If your parking lot is looking worse for wear, you may not have to replace it. An asphalt overlay provides a new, undamaged surface, but saves time and money as the original base and lower course of asphalt can be reused. 

1. Surface Milling

The top layer of the asphalt must be ground away, which is called milling. Surface milling creates a roughened surface that the new asphalt can bond with more thoroughly. It also creates space for the fresh asphalt layer so that it will still be level with the surrounding curbing and gutters. Milling removes the damaged surface layer of the asphalt, and it may uncover deeper damages that will require some repairs.

2. Base Patching

Any damage that extends deeper than the asphalt that is milled away will require patching. Potholes are the most obvious example of deep damage, as are weak areas with deep cracks. The entire damaged area of asphalt will be cut out and an asphalt patch will be installed to bring the area to the level of the milled surface. If the base is compromised at the point of damage, then it may need to be built up and compacted before the base patch can be applied.

3. Tack Coat

Milling and base patching will leave a lot of loose aggregate and dust on the surface, which must be cleaned up. A sweeper cleans up the residue so that the next layer, the tack coat, can be applied. The tack coat is essentially an asphalt binder, which acts like an adhesive to better help the new overlay layer bond thoroughly with the layer of original asphalt below. 

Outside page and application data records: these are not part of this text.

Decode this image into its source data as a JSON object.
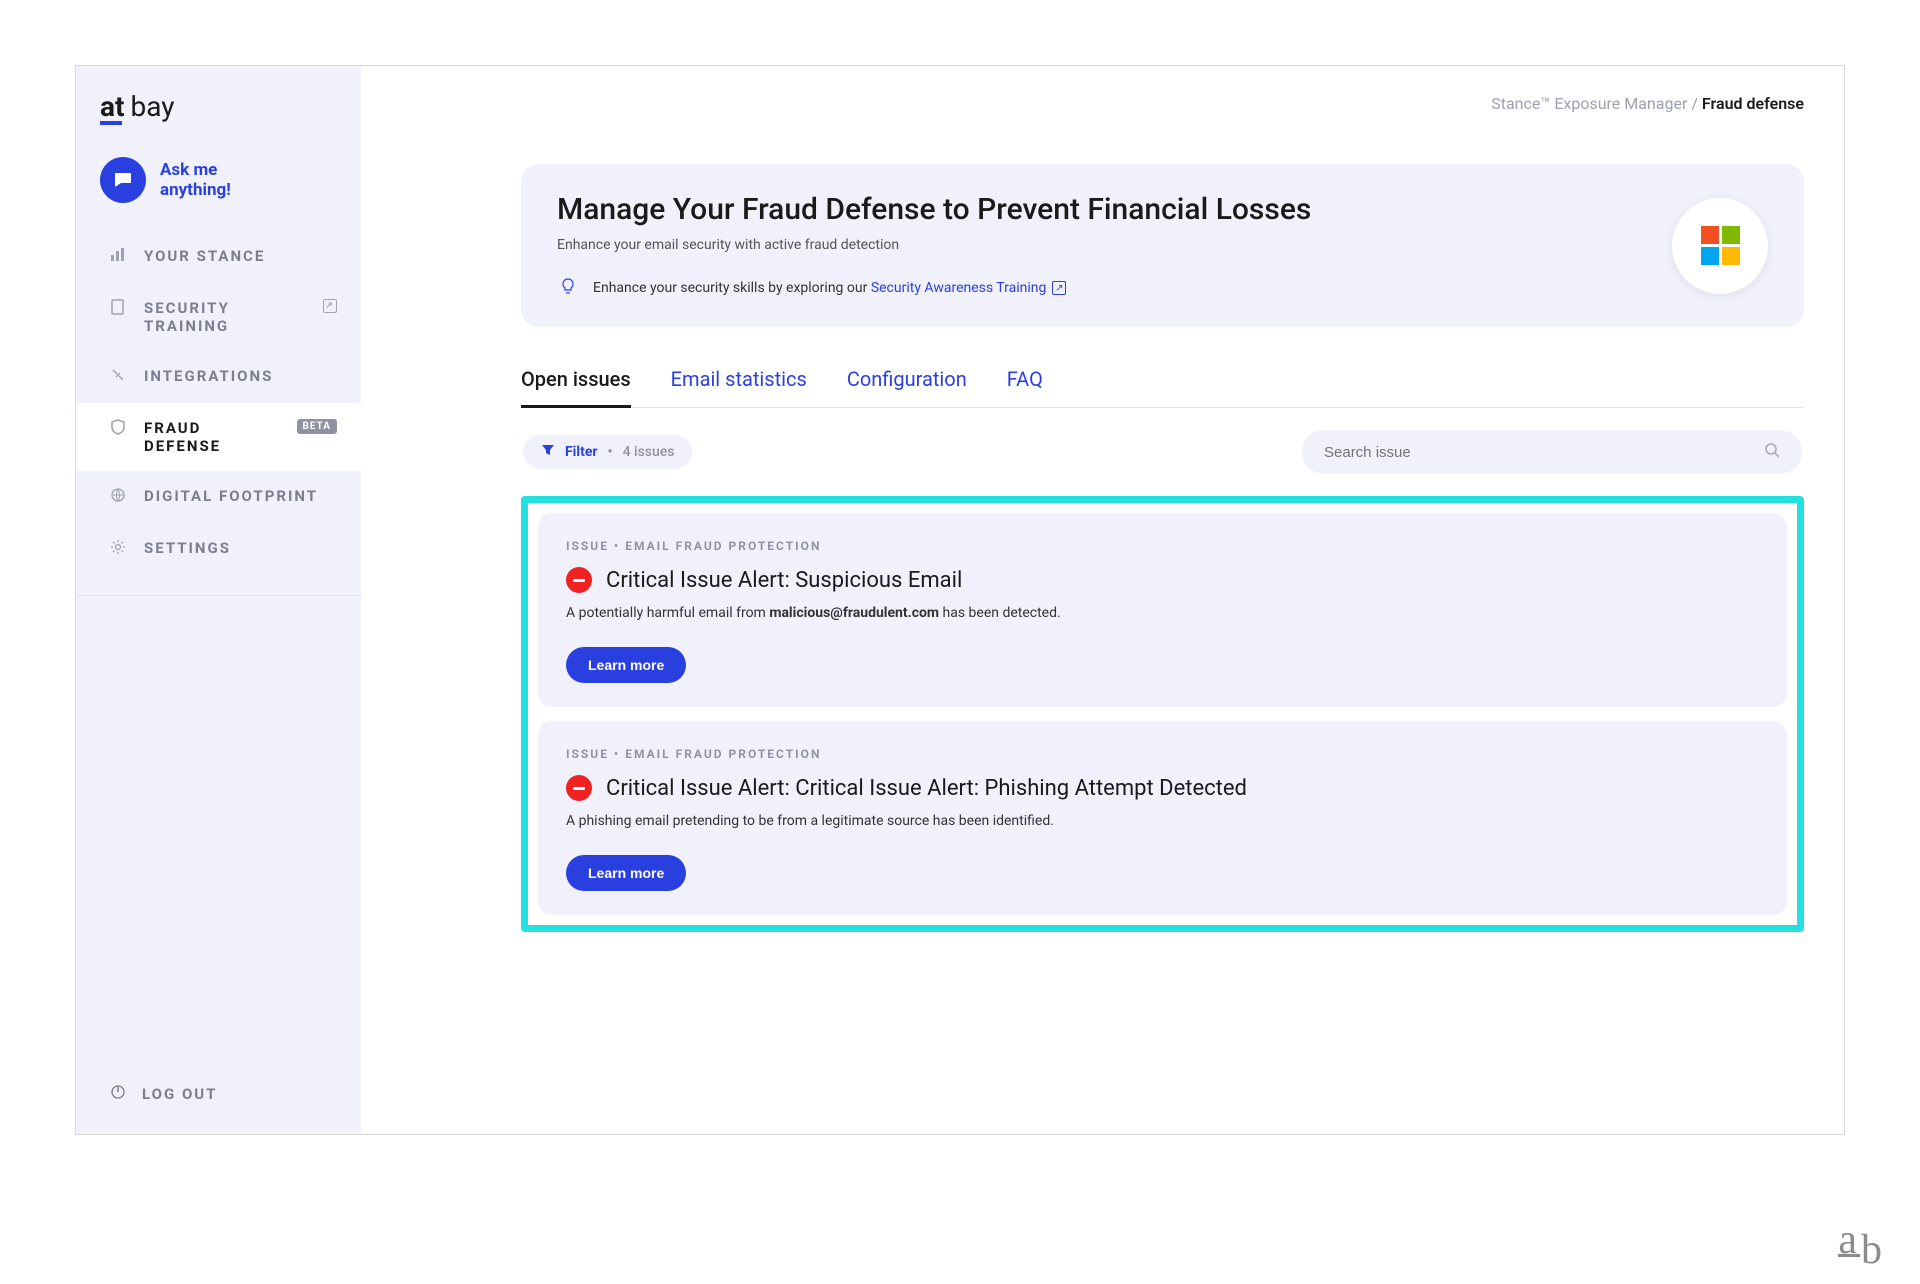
{
  "logo": {
    "part1": "at",
    "part2": "bay"
  },
  "ask": {
    "line1": "Ask me",
    "line2": "anything!"
  },
  "sidebar": {
    "items": [
      {
        "label": "YOUR STANCE"
      },
      {
        "label": "SECURITY TRAINING"
      },
      {
        "label": "INTEGRATIONS"
      },
      {
        "label": "FRAUD DEFENSE",
        "badge": "BETA"
      },
      {
        "label": "DIGITAL FOOTPRINT"
      },
      {
        "label": "SETTINGS"
      }
    ],
    "logout": "LOG OUT"
  },
  "breadcrumb": {
    "parent": "Stance™ Exposure Manager",
    "sep": " / ",
    "current": "Fraud defense"
  },
  "hero": {
    "title": "Manage Your Fraud Defense to Prevent Financial Losses",
    "subtitle": "Enhance your email security with active fraud detection",
    "tip_prefix": "Enhance your security skills by exploring our ",
    "tip_link": "Security Awareness Training"
  },
  "tabs": [
    {
      "label": "Open issues",
      "active": true
    },
    {
      "label": "Email statistics"
    },
    {
      "label": "Configuration"
    },
    {
      "label": "FAQ"
    }
  ],
  "filter": {
    "label": "Filter",
    "dot": "•",
    "count": "4 issues"
  },
  "search": {
    "placeholder": "Search issue"
  },
  "issues": [
    {
      "meta": "ISSUE • EMAIL FRAUD PROTECTION",
      "title": "Critical Issue Alert: Suspicious Email",
      "desc_pre": "A potentially harmful email from ",
      "desc_bold": "malicious@fraudulent.com",
      "desc_post": " has been detected.",
      "button": "Learn more"
    },
    {
      "meta": "ISSUE • EMAIL FRAUD PROTECTION",
      "title": "Critical Issue Alert: Critical Issue Alert: Phishing Attempt Detected",
      "desc_pre": "A phishing email pretending to be from a legitimate source has been identified.",
      "desc_bold": "",
      "desc_post": "",
      "button": "Learn more"
    }
  ],
  "ab_mark": {
    "a": "a",
    "b": "b"
  }
}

4. Leveling Course

Following the tack coat comes the first course of asphalt. It's called the leveling course because it is used to level out any issues in the asphalt. For example, settling of the pavement over the years can result in low dips where water collects and eventually leads to pothole formation. The leveling course creates a consistent grade that is better able to drain water into the surrounding gutters or storm drains.

5. Surface Layer

The final course is the surface layer of the overlay. This creates the final smooth, consistent layer. The paving will be off-limits for regular traffic for a couple of days, although the crew can usually access the lot after 24 hours to put down striping and any other finishing touches. 

Contact a paving contractor if you would like to learn more about asphalt overlays